Energy Secretary Samuel Bodman Aug. 15 ordered construction to resume after nearly three years on the $12-billion nuclear waste-treatment plant being built by Bechtel National at the Hanford Site in Washington state, after certifying that the plant's design was revamped to reflect the seismic data that engineers have been collecting for more than two years.

In December 2004, DOE halted construction on some parts of the vitrification facility over concerns that it was not designed adequately to withstand the effects of a powerful earthquake. James Rispoli, DOE's assistant secretary for environmental management, said confirming the seismic data has been one of DOE's top priorities and toughest technical challenges.

DOE can now move forward with "one of the largest and most complex nuclear facilities in the DOE," Rispoli said. DOE is building the Hanford plant to "vitrify," or stabilize in glass-like logs, some 53 million gallons of high-level radioactive waste that threatens to contaminate the nearby Columbia River.

DOE ordered Bechtel to stop laying structural concrete at parts of the facility after scientists released preliminary results of a sophisticated earthquake study. Last year, DOE launched a major initiative to study the seismic characteristics of the site and to incorporate the findings into the design of the plant.
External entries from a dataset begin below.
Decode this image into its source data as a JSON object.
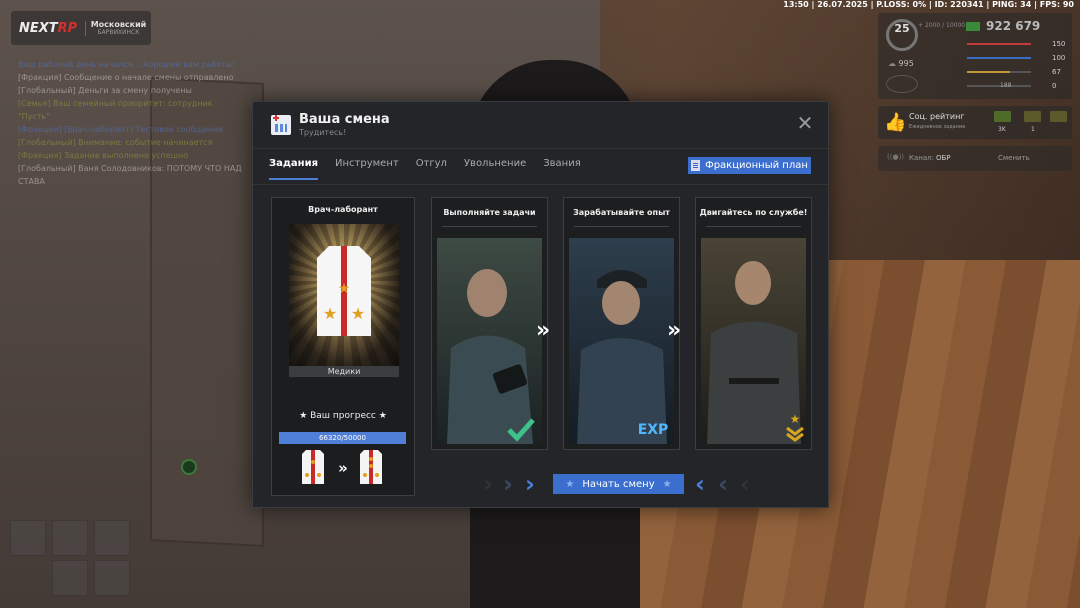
{
  "top_status": "13:50 | 26.07.2025 | P.LOSS: 0% | ID: 220341 | PING: 34 | FPS: 90",
  "logo": {
    "left": "NEXT",
    "right": "RP"
  },
  "server": {
    "name": "Московский",
    "sub": "БАРВИХИНСК"
  },
  "chat": [
    "Ваш рабочий день начался... Хорошей вам работы!",
    "[Фракция] Сообщение о начале смены отправлено",
    "[Глобальный] Деньги за смену получены",
    "[Семья] Ваш семейный приоритет: сотрудник",
    "\"Пусть\"",
    "[Фракция] [Врач-лаборант] Тестовое сообщение",
    "[Глобальный] Внимание: событие начинается",
    "[Фракция] Задание выполнено успешно",
    "[Глобальный] Ваня Солодовников: ПОТОМУ ЧТО НАД",
    "СТАВА"
  ],
  "hud": {
    "level": "25",
    "money": "922 679",
    "level_sub": "+ 2000 / 10000",
    "coins": "995",
    "stats": [
      {
        "value": "150"
      },
      {
        "value": "100"
      },
      {
        "value": "67"
      },
      {
        "value": "0"
      }
    ],
    "bottom_value": "188",
    "social_title": "Соц. рейтинг",
    "social_sub": "Ежедневное задание",
    "social_a": "3K",
    "social_b": "1",
    "channel_label": "Канал:",
    "channel_value": "ОБР",
    "channel_action": "Сменить"
  },
  "modal": {
    "title": "Ваша смена",
    "subtitle": "Трудитесь!",
    "tabs": [
      "Задания",
      "Инструмент",
      "Отгул",
      "Увольнение",
      "Звания"
    ],
    "plan_button": "Фракционный план",
    "rank": {
      "title": "Врач-лаборант",
      "faction": "Медики",
      "progress_label": "★ Ваш прогресс ★",
      "progress_current": 66320,
      "progress_max": 50000,
      "progress_text": "66320/50000"
    },
    "steps": [
      {
        "title": "Выполняйте задачи",
        "badge": "check"
      },
      {
        "title": "Зарабатывайте опыт",
        "badge": "EXP"
      },
      {
        "title": "Двигайтесь по службе!",
        "badge": "rank"
      }
    ],
    "start_button": "Начать смену"
  },
  "colors": {
    "accent": "#3c6fcd",
    "panel": "#232528",
    "card": "#1d1e20"
  }
}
Among other things, scientists analyzed samples that were taken from 1,400-foot-deep boreholes that were drilled near the plant.

Congress has generally backed DOE's efforts to build the plant, noting that the facility is vital to cleaning up the contaminated Hanford site.

But some lawmakers have faulted DOE for ignoring warnings of earthquake-related problems with the plant that were articulated as early as 2002.